» **Try it**
This exercise asks for every line of the material that includes the word "JSON".
────────
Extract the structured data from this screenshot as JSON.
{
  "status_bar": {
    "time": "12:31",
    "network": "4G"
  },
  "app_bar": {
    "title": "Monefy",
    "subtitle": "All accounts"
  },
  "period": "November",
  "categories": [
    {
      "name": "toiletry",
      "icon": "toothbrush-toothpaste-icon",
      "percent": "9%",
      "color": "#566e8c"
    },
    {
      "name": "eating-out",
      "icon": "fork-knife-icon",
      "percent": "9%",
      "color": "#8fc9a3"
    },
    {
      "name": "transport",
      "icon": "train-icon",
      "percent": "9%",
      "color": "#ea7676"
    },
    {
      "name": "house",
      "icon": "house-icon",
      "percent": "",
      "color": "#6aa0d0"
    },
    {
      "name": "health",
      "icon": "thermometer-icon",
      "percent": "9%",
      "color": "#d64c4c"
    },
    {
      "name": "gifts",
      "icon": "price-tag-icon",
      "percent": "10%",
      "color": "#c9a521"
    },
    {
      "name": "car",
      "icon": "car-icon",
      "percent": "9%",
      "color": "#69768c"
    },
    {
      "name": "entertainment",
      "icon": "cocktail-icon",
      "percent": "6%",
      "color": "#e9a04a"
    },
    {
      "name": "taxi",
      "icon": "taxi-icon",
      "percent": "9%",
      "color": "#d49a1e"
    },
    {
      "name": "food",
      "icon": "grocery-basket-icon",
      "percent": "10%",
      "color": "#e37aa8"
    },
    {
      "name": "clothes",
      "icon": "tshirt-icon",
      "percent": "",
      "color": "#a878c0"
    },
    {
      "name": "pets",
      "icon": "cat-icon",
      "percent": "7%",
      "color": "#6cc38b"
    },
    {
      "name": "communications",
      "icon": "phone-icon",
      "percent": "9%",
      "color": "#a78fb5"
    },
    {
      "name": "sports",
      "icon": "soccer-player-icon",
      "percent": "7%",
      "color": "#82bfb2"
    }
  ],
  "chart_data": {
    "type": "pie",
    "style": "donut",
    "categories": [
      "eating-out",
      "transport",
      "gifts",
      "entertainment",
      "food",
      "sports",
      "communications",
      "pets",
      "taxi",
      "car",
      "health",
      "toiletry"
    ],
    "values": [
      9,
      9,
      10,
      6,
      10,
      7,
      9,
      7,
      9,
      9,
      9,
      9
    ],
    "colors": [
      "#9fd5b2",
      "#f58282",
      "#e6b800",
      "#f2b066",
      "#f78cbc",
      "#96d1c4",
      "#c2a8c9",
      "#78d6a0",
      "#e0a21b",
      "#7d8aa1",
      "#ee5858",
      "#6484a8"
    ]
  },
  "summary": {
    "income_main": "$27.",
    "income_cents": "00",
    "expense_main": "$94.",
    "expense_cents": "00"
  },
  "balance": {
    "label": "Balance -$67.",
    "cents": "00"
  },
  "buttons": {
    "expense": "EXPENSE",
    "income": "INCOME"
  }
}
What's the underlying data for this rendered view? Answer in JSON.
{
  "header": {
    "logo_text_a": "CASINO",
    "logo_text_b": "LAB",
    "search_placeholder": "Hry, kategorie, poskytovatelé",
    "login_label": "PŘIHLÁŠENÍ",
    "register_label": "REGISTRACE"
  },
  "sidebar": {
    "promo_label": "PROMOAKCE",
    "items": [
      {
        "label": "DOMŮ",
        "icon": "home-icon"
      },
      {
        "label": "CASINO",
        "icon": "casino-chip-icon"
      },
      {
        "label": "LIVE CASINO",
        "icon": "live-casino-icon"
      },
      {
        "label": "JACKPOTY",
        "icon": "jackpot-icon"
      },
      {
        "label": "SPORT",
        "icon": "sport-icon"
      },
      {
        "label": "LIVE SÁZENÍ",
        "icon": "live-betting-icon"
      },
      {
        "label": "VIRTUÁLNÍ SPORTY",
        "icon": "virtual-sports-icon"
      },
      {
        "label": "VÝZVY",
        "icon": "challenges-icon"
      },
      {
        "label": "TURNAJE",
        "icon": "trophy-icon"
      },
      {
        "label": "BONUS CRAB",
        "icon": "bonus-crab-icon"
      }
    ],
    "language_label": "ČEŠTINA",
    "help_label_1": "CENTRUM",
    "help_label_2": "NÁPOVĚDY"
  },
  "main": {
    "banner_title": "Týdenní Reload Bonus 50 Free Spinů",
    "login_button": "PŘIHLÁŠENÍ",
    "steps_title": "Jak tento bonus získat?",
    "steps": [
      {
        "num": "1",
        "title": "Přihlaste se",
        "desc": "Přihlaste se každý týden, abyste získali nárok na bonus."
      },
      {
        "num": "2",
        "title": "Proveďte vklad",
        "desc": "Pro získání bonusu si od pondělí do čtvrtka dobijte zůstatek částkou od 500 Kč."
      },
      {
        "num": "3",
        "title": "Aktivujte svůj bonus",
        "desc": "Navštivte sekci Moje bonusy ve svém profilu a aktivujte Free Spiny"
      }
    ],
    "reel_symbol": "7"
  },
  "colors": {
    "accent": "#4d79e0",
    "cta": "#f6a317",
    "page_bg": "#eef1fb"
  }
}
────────
» **Written response**
Extract the structured data from this screenshot as JSON.
What's the underlying data for this rendered view? Answer in JSON.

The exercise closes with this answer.